Trump has repeatedly denied Carroll's allegations, including in posts on his social media website, Truth Social, as recently as Wednesday morning.

In two statements about the case shortly before testimony was set to begin, Trump said Carroll's allegations were “fraudulent & false” and a “SCAM.”

He also brought up in his Truth Social posts two topics U.S. District Judge Lewis Kaplan had previously told both sides not to bring up in front of the jury — one having to do with DNA evidence and the other having to do with the payment of Carroll’s legal fees.

Trump's DNA evidence comment involved the dress Carroll said she was wearing on the day of the alleged attack, which has a small amount of “genetic material” from an unidentified male. Carroll’s attorneys had asked Trump for a DNA sample to compare it to but never asked for a court order for the sample.

Trump’s attorneys never provided a sample, and Kaplan ruled in February that neither side could bring the issue up at trial.

In his post Wednesday, Trump wrote, “She said there was a dress, using the ol’ Monica Lewinsky ‘stuff’, then she didn’t want to produce it. The dress should be allowed to be part of the case.”

Kaplan told Trump lawyer Joe Tacopina that his client had refused to give a DNA sample for three years, “and now he wants it in the case?”

Trump's posts also complained about Carroll's getting financial support for her lawsuit from a Democratic donor, which she'd denied when she was initially deposed in the case but later acknowledged. The judge is scheduled to rule this week on whether the jury can be told about the omission, and he had instructed both sides not to say anything about it to the jury in the meantime.

"Your client may be tampering with a new source of potential liability.
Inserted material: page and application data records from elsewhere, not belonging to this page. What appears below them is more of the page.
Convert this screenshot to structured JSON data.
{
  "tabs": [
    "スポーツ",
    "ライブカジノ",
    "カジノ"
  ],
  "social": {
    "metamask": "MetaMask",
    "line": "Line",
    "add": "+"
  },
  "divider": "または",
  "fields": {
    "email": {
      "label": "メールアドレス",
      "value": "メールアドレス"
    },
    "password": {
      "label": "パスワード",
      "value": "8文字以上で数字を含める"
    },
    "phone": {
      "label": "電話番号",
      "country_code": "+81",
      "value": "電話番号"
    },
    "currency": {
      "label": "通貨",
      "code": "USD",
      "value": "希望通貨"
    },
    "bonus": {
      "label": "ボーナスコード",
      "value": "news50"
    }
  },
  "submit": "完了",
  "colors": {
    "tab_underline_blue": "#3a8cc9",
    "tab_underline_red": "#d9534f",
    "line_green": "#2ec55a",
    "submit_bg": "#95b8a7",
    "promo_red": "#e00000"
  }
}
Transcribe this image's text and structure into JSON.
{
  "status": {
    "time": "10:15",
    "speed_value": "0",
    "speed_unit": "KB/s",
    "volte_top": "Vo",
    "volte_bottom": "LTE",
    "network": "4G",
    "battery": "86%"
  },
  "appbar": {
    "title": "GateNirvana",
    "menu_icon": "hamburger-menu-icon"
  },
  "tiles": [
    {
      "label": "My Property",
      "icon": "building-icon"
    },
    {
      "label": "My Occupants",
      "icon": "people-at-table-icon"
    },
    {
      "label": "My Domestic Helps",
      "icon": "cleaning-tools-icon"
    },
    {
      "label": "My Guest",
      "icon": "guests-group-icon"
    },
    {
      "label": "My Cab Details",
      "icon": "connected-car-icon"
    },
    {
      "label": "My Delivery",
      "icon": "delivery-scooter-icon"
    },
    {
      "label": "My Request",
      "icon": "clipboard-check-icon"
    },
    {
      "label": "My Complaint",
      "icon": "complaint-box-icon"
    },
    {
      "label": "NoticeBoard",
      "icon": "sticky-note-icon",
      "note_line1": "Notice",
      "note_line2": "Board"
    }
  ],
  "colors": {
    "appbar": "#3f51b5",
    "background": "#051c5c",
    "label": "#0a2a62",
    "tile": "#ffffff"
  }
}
And I think you know what I mean," Kaplan told Tacopina.

Tacopina said he would ask Trump not to post about the case.

The trial is scheduled to resume Thursday morning.